“I’m on a boat sailing to some island where I don’t know anybody. A boat someone is operating and we aren’t in touch.” Those are the opening lines to Life’s Work, Milch making it clear that he’s setting down his own story as his mind rages against the dying of the light.
For many, it might be an impossible proposition. Yet, using recordings that his wife made over the years of his writing process, and leveraging his family and friends’ accounts against the developing holes in his memory, Milch managed to pen a testament that’s perhaps more purely from his own writing voice than anything script that made him famous. And at the heart of what Milch is exploring is a life spent in the service of storytelling; in service of valuing the light and shadows in our core; in service of celebrating some hope for human connection. In essence, it’s a memoir about a soul dedicated to the arts. Perhaps the ultimate proof involves the fact that, even while living in a memory-care facility, Milch kept up his writing ritual every day, continuing with “the work” as he calls it. In the final chapter of Life’s Work, Milch tries to examine why that matters. As someone who chose a self-destructive path at times, only to learn that friends and family were his ultimate treasure, and as someone who experienced as many creative failures as successes, only to find he could still touch something in people with his last script, Milch was able to write book tracing the outlines of a hard world that’s full of pain, loss and disappointment, but also one that offers glimpses of something beautiful from the emotional bridges found within art.

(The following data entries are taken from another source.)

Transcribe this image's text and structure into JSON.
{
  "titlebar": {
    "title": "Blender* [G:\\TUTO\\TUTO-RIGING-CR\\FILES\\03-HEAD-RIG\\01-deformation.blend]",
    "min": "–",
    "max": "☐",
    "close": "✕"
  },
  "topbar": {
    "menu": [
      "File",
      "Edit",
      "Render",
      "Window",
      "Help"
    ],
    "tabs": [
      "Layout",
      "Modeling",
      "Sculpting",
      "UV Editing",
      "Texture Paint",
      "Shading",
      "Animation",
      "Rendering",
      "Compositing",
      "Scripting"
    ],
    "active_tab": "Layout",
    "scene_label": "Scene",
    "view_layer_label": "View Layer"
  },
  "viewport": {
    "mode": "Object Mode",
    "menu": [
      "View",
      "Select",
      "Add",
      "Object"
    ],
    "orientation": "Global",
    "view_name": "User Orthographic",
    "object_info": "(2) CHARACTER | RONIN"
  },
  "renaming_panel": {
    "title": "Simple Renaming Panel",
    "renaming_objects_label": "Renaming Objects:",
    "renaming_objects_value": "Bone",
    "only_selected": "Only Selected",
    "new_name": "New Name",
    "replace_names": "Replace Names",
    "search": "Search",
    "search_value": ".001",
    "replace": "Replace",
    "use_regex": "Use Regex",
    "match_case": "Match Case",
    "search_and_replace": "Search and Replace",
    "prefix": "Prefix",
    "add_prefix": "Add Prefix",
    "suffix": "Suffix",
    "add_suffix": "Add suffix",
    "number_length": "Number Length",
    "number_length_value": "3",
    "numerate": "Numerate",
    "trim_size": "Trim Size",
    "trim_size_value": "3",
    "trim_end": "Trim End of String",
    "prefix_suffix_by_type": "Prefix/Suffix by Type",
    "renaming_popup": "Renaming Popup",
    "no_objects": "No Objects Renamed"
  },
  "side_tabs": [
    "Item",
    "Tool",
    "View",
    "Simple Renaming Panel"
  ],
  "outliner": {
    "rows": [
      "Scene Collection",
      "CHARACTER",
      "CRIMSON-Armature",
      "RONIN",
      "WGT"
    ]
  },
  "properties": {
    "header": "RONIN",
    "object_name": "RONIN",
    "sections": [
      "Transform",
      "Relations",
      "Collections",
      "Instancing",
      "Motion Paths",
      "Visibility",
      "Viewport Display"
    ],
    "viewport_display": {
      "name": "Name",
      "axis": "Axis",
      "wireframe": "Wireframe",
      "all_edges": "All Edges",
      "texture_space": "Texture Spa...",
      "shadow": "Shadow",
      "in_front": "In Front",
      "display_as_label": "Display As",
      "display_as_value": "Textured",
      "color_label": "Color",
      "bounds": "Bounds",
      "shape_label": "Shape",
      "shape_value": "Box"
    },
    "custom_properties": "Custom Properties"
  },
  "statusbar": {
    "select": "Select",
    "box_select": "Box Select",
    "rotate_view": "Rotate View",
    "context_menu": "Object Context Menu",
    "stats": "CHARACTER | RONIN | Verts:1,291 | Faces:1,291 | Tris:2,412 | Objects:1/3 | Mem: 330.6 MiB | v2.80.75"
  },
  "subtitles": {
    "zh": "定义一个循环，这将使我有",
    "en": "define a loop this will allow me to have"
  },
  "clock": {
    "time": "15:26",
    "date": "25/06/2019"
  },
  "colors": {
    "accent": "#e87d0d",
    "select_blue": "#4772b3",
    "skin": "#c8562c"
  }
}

“I choose to believe,” Milch writes. “The worthiness of getting up and reaching out, the act itself undertaken against doubt.”